Dataset entries

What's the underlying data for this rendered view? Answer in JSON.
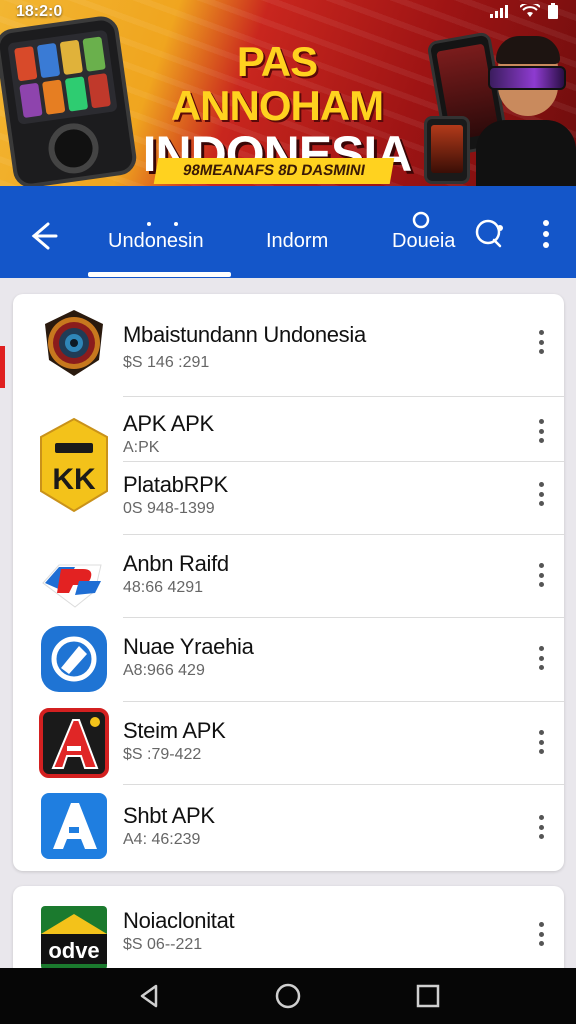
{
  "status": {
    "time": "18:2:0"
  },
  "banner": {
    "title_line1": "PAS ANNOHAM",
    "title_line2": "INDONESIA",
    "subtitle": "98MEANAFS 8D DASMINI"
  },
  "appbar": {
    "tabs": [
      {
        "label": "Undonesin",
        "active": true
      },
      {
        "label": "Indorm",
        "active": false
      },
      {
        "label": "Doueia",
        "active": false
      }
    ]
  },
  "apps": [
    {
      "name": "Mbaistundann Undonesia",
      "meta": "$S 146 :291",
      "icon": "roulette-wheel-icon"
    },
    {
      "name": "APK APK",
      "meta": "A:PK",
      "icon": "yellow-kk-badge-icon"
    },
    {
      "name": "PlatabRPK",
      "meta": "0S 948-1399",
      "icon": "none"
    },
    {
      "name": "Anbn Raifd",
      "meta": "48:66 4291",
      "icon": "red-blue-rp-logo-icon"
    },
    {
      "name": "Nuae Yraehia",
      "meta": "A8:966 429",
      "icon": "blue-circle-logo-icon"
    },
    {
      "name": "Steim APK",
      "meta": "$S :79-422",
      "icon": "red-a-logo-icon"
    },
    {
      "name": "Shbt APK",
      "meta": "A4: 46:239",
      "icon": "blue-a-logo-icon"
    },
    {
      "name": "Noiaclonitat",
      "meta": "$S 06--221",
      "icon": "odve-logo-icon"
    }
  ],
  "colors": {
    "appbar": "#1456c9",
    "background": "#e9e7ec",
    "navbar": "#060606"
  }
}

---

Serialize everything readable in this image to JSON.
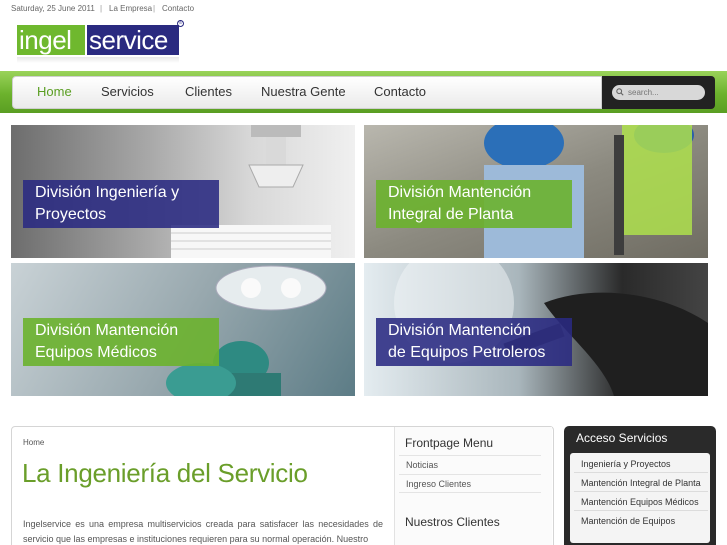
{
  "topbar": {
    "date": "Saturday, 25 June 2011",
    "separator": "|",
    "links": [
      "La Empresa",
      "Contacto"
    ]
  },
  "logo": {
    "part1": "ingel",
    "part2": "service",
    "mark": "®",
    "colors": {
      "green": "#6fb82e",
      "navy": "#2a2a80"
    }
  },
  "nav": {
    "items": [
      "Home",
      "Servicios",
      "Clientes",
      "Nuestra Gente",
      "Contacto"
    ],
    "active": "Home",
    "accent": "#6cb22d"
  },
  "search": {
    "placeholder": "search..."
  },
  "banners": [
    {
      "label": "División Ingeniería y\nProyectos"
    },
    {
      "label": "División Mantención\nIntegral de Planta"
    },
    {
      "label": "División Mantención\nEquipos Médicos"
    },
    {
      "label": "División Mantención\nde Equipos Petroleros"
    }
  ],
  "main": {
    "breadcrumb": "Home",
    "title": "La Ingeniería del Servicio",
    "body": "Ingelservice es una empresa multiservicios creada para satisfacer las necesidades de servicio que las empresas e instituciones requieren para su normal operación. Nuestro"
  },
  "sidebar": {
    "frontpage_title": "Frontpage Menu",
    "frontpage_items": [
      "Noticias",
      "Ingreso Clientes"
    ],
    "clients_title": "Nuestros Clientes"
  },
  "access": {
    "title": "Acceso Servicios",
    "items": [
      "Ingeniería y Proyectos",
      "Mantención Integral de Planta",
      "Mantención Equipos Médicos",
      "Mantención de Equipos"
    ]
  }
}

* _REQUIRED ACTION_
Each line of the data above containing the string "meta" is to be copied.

* _EXERCISE ANSWER_
      "meta": "$S 146 :291",
      "meta": "A:PK",
      "meta": "0S 948-1399",
      "meta": "48:66 4291",
      "meta": "A8:966 429",
      "meta": "$S :79-422",
      "meta": "A4: 46:239",
      "meta": "$S 06--221",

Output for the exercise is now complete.